- The traffic jams in Paris (Lutetia in the comic strip) are spoofed.
- The phrase: "Je vous promets qu'on n'a pas fini d'en parler de l'affaire du courrier de Lugdunum!" is a reference to the trial "Le courrier de Lyon", where an innocent man was executed for the robbery of a mail coach and the murder of its occupants in 1796.
- The inhabitants of Lutetia (Paris) are shown going to Nicæ (Nice) for their summer holiday. (Obelix refers to Nicae as the "Gaulish Riviera".) Like modern Parisian travelers, the visitors from Lutetia cause huge traffic jams with their carts on the road into Nicæ, and huge crowds on the beach.
- The inhabitants of Massilia (Marseille) are hot-blooded and shown to exaggerate enormously.
The idea of using pebbles to find one's way back is a reference to Hansel and Gretel or the French fairy tale Hop o' My Thumb. However a 'helpful' Roman Soldier picks up the pebbles for the Roman Official, trapping him in the maze also.
The scenes in the tavern in Massilia on page 36 are references to the films Marius (1931), Fanny (1932) and César (1936) by Marcel Pagnol, which all take place in Marseille. The characters are caricatures of the actors in the film, including Raimu. . The card game scene is a reference to "Marius" and the pétanque scène to "Fanny". 

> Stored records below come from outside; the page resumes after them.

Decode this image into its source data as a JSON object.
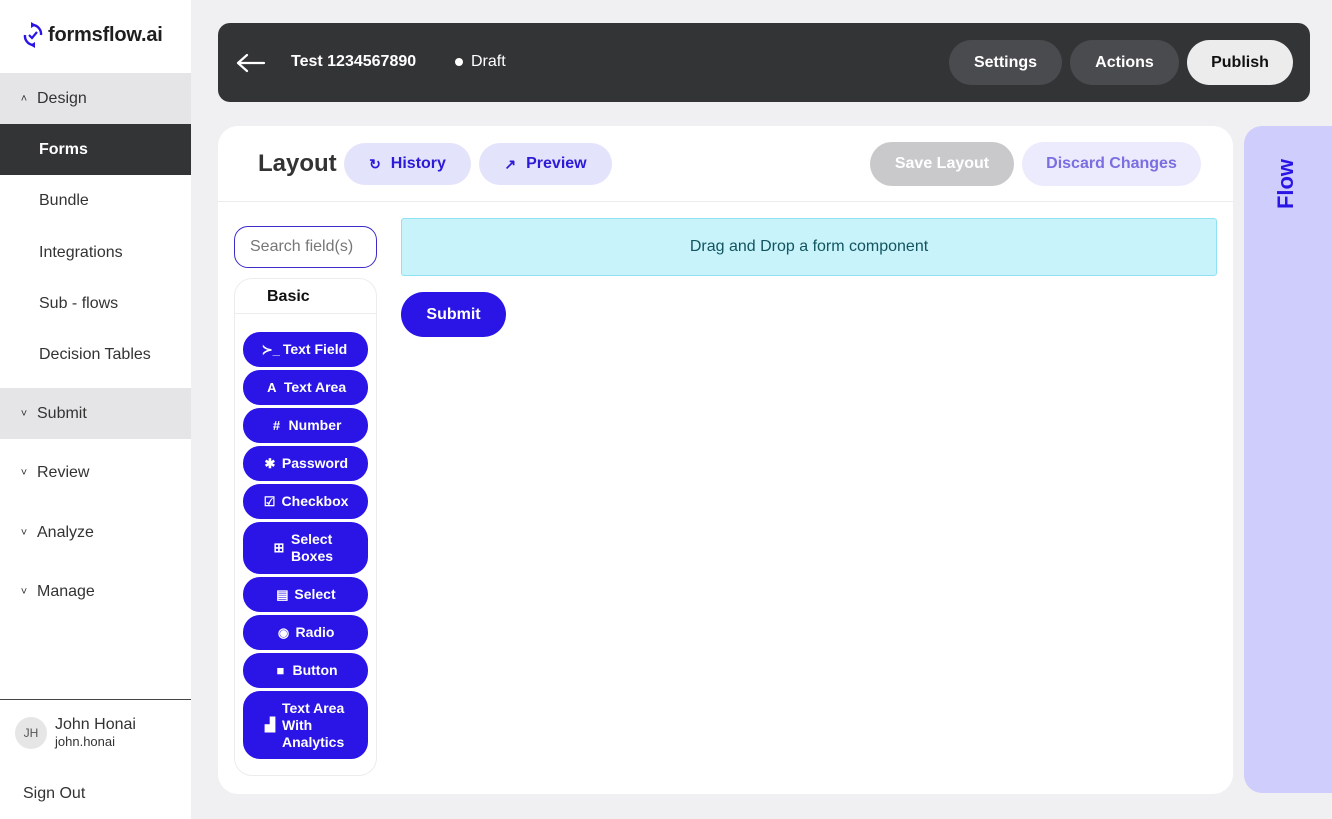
{
  "app": {
    "name": "formsflow.ai",
    "logo_icon": "formsflow-sync-icon"
  },
  "sidebar": {
    "sections": [
      {
        "label": "Design",
        "expanded": true
      },
      {
        "label": "Submit",
        "expanded": false
      },
      {
        "label": "Review",
        "expanded": false
      },
      {
        "label": "Analyze",
        "expanded": false
      },
      {
        "label": "Manage",
        "expanded": false
      }
    ],
    "design_items": [
      {
        "label": "Forms",
        "active": true
      },
      {
        "label": "Bundle"
      },
      {
        "label": "Integrations"
      },
      {
        "label": "Sub - flows"
      },
      {
        "label": "Decision Tables"
      }
    ],
    "user": {
      "initials": "JH",
      "name": "John Honai",
      "handle": "john.honai"
    },
    "sign_out": "Sign Out"
  },
  "header": {
    "form_name": "Test 1234567890",
    "status": "Draft",
    "buttons": {
      "settings": "Settings",
      "actions": "Actions",
      "publish": "Publish"
    }
  },
  "layout": {
    "title": "Layout",
    "history": "History",
    "preview": "Preview",
    "save": "Save Layout",
    "discard": "Discard Changes",
    "search_placeholder": "Search field(s)",
    "palette_title": "Basic",
    "components": [
      {
        "label": "Text Field",
        "icon": "terminal-icon",
        "glyph": "≻_"
      },
      {
        "label": "Text Area",
        "icon": "font-icon",
        "glyph": "A"
      },
      {
        "label": "Number",
        "icon": "hash-icon",
        "glyph": "#"
      },
      {
        "label": "Password",
        "icon": "asterisk-icon",
        "glyph": "✱"
      },
      {
        "label": "Checkbox",
        "icon": "checkbox-icon",
        "glyph": "☑"
      },
      {
        "label": "Select Boxes",
        "icon": "plus-square-icon",
        "glyph": "⊞"
      },
      {
        "label": "Select",
        "icon": "list-icon",
        "glyph": "▤"
      },
      {
        "label": "Radio",
        "icon": "radio-icon",
        "glyph": "◉"
      },
      {
        "label": "Button",
        "icon": "stop-icon",
        "glyph": "■"
      },
      {
        "label": "Text Area With Analytics",
        "icon": "chart-icon",
        "glyph": "▟"
      }
    ],
    "dropzone_text": "Drag and Drop a form component",
    "submit": "Submit"
  },
  "flow_panel": {
    "label": "Flow"
  },
  "colors": {
    "primary": "#2a15e6",
    "dark": "#333436",
    "dropzone": "#c8f3fb",
    "flow_bg": "#cfcdfb"
  }
}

After Asterix and Obelix sink the pirates ship, an elderly pirate quotes Lucan in The Pharsalia: "Victrix causa diis placuit, sed victa catoni." ("The victorious cause was pleasing to the gods, but the lost cause was pleasing to Cato.")
- On the cover of the album, the sack is coloured incorrectly (green with a yellow patch).
- In the original French version, the camp centurion in this story (Gracchus Nenjetépus) is the same as that of the previous volume, Asterix the Gladiator — the only time a centurion appears in more than one album. However, in all major translations, he is given a different name in this volume (in the English version, he is named Gracchus Armisurplus in Asterix the Gladiator, and Lotuseatus in this album).
- Dogmatix is introduced in this book. He is first seen outside the pork butcher's shop in Lutetia. He follows Asterix and Obelix (who do not notice him during the entire journey) all across Gaul back to their village. Obelix notices him before the victory feast because he barks for the very first time and is rewarded with a bone.
- Dogmatix was originally supposed to be a literal running gag for this story alone. However, the authors decided he should stay in the series as a mascot, thus violating Goscinny's original no-pets rule.
- In the first version, the tour was supposed to go the other way around.
- In another initial version, other towns were considered but eliminated for lack of space:
- This marks the introduction of the running gag of Obelix vehemently protesting the implication that he is fat; while he had referred to himself as 'medium' in size in Asterix and the Goths, in Asterix the Gladiator Asterix informed him that he was too fat to pose as a lion to infiltrate the Circus and Obelix merely commented that he wished he had known that, while here he shows evident anger at anyone who calls him fat or even indirectly refers to him as 'the fat man', claiming that he is 'just not skinny'.
- First time an Asterix book makes reference to past adventures. The first instance being after Overanxius agrees to lift the stockade if the Gauls win the bet, Obelix tells him to give Asterix and Obelix's best regards to Caius Fatuous, whom the pair humiliated in Asterix the Gladiator. The second reference to a previous adventure comes when Asterix and Obelix discover Lutetia's traffic problems haven't been sorted out since their last visit there, of which a footnote tells readers to look back at the book Asterix and the Golden Sickle.
- In October 2017, the book's original cover illustration, signed by the authors, was sold at a Paris auction for a record €1.4 million.
- Chazan, David (14 October 2017). "Original Asterix illustration sells for record £1.25 million in Paris". The Telegraph. Retrieved 27 December 2017.